___ Data for analysis ___

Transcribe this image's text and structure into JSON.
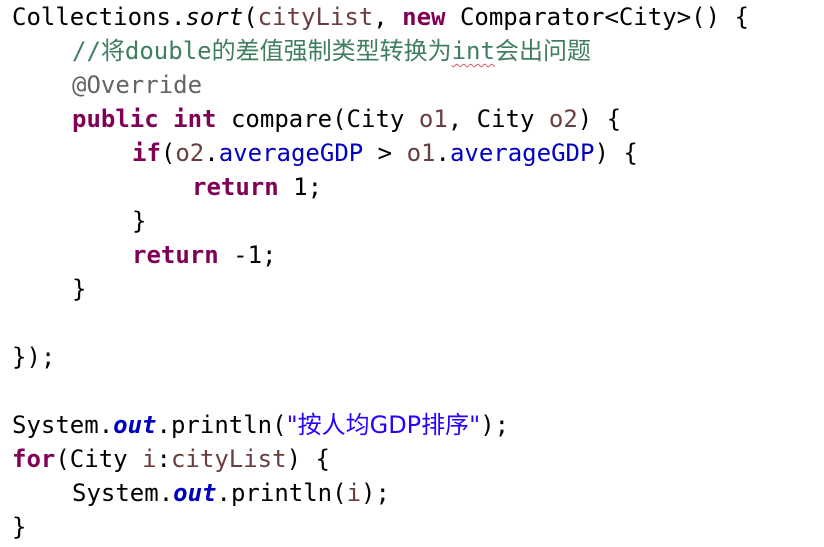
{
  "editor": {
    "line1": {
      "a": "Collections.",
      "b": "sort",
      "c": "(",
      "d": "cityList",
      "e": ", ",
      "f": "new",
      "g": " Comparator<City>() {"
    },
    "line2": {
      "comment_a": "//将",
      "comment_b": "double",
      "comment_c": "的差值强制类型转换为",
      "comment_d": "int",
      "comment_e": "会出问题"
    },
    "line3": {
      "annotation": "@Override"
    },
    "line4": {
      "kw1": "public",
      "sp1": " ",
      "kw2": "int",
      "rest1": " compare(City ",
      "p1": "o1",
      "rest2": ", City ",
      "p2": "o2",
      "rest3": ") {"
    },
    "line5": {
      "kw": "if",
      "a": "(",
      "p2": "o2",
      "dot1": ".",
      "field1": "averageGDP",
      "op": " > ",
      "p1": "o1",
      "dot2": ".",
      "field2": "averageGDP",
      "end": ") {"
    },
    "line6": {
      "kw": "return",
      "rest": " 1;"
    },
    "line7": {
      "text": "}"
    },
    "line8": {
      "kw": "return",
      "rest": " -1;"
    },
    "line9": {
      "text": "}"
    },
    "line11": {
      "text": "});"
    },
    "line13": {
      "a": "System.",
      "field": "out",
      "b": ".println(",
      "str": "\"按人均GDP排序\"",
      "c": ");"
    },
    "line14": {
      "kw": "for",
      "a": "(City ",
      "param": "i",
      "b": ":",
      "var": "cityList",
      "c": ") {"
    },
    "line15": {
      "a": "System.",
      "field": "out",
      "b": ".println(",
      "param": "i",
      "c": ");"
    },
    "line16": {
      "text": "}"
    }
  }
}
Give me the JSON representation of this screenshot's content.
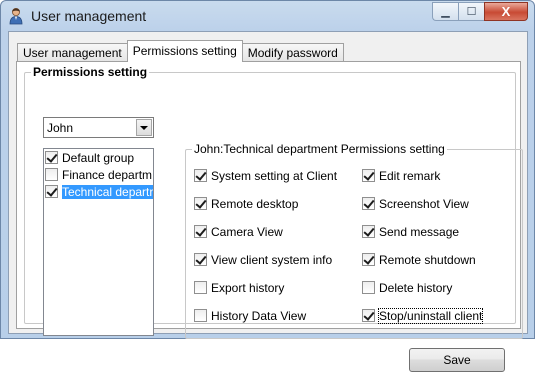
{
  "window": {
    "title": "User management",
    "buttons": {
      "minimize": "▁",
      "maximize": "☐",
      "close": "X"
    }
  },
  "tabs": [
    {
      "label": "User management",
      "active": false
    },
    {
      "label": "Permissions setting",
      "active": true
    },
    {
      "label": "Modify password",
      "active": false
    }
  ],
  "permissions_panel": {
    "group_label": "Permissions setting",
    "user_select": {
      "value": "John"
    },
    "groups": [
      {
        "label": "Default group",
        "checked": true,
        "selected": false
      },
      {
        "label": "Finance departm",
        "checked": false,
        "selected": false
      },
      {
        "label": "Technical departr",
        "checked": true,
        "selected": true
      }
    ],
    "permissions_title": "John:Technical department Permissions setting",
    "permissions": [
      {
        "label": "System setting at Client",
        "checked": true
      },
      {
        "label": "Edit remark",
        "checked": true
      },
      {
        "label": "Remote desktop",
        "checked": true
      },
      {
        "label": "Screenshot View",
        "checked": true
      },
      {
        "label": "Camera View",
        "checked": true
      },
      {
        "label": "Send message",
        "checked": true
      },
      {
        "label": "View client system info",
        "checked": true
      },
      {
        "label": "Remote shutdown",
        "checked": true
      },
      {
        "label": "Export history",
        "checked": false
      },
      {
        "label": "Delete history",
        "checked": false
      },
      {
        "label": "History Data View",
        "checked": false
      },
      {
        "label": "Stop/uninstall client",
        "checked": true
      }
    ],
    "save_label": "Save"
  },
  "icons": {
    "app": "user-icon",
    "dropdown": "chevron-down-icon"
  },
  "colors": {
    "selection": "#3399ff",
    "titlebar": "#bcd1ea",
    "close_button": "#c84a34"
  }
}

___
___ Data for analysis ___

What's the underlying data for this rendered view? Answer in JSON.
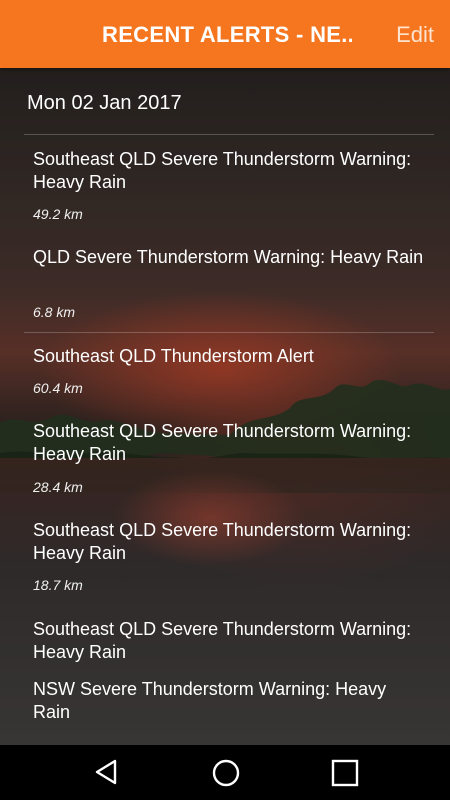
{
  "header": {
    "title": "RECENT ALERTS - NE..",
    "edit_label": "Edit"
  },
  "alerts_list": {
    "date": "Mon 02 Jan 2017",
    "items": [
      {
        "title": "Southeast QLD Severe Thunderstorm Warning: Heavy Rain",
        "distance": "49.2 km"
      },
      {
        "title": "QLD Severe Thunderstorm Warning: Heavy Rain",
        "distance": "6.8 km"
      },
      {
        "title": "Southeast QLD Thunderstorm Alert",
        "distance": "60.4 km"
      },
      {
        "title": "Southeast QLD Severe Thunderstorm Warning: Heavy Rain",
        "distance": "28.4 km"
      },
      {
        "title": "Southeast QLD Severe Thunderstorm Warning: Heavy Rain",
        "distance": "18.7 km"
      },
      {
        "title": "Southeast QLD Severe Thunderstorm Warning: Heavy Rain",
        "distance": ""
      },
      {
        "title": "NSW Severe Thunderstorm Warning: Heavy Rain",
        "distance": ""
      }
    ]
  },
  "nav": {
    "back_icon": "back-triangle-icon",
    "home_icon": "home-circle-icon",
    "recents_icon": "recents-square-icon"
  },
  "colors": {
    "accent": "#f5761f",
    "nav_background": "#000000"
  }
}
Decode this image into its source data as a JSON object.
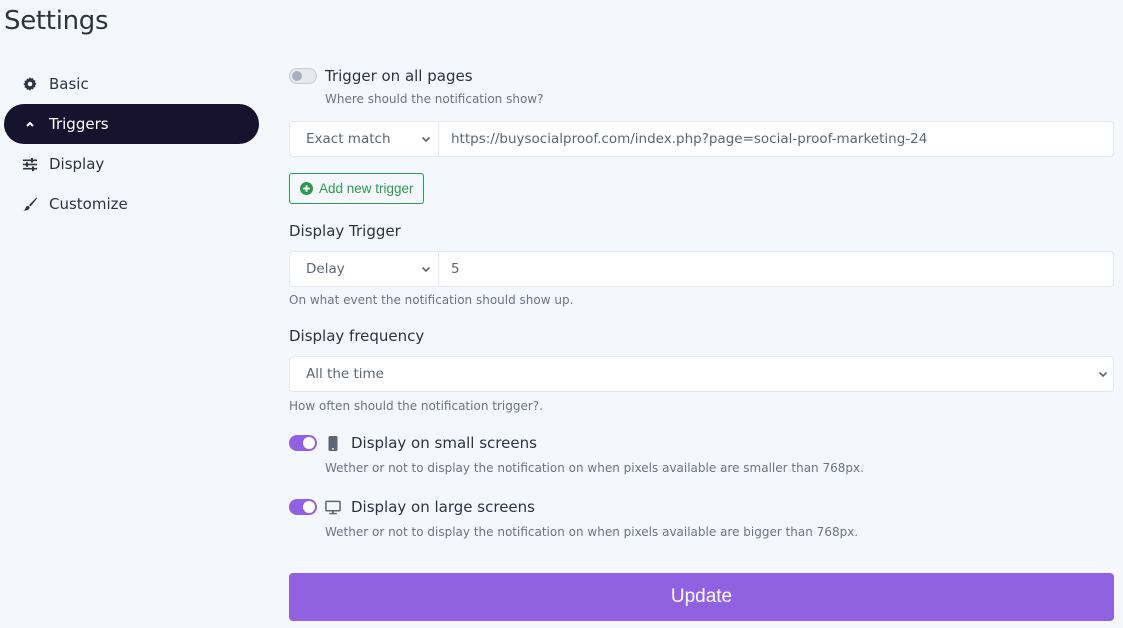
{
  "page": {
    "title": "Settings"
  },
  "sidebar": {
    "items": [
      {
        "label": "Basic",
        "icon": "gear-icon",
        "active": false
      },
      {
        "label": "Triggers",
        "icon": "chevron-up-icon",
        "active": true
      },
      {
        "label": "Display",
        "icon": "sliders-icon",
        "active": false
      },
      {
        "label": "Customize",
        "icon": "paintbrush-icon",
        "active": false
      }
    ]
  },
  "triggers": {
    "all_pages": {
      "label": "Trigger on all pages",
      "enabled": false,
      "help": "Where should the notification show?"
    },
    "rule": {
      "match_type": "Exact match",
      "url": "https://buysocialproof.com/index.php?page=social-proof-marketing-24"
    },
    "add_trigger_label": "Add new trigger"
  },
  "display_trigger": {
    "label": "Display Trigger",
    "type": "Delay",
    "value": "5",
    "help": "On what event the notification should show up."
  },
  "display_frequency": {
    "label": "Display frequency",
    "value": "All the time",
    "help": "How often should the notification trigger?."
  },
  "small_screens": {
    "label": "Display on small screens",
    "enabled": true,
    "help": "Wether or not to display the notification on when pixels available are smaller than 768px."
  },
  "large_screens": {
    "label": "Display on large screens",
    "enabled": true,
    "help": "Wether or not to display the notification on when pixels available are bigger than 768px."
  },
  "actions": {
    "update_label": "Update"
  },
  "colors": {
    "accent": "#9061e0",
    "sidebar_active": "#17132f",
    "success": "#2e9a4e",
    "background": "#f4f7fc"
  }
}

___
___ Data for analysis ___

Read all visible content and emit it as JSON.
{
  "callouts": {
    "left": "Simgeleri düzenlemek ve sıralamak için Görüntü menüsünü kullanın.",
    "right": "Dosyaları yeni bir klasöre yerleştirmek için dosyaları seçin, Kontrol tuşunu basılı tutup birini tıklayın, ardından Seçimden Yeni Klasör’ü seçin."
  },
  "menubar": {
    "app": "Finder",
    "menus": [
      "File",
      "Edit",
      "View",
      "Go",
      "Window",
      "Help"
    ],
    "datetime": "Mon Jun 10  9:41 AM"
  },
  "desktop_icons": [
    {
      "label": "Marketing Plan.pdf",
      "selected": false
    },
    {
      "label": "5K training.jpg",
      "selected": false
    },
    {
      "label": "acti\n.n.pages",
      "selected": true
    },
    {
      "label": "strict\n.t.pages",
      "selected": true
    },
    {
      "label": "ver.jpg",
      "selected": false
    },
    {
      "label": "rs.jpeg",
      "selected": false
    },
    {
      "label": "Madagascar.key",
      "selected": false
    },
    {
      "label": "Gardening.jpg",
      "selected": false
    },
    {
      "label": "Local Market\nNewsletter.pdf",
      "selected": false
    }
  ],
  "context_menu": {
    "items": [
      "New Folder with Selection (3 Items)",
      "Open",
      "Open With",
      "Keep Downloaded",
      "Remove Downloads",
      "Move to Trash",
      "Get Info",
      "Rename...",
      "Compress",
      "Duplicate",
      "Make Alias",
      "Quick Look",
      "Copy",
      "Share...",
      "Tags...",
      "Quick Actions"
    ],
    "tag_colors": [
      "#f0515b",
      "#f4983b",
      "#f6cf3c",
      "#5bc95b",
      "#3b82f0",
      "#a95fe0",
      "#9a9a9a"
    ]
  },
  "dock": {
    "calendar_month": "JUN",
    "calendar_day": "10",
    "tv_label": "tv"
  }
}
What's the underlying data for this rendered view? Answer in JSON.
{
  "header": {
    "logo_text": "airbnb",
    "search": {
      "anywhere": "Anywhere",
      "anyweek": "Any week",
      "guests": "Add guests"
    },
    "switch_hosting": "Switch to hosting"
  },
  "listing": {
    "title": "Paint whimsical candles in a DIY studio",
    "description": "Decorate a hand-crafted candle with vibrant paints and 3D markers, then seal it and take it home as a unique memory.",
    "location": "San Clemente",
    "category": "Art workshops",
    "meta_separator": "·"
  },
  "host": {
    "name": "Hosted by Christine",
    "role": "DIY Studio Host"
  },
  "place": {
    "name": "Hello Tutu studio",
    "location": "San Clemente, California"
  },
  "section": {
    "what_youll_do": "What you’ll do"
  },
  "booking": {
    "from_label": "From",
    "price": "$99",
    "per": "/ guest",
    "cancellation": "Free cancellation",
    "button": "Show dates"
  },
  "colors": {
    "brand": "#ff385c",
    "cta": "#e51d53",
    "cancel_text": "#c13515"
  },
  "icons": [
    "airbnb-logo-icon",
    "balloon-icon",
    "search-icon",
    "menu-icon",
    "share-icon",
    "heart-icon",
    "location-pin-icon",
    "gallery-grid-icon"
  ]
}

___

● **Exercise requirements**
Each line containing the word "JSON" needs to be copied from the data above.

● **Solution for this exercise**
Transcribe this image's text and structure into JSON.
Give me the JSON representation of this screenshot's content.
What's the underlying data for this rendered view? Answer in JSON.
Decode this image into its source data as a JSON object.
Read all visible content and emit it as JSON.
What's the underlying data for this rendered view? Answer in JSON.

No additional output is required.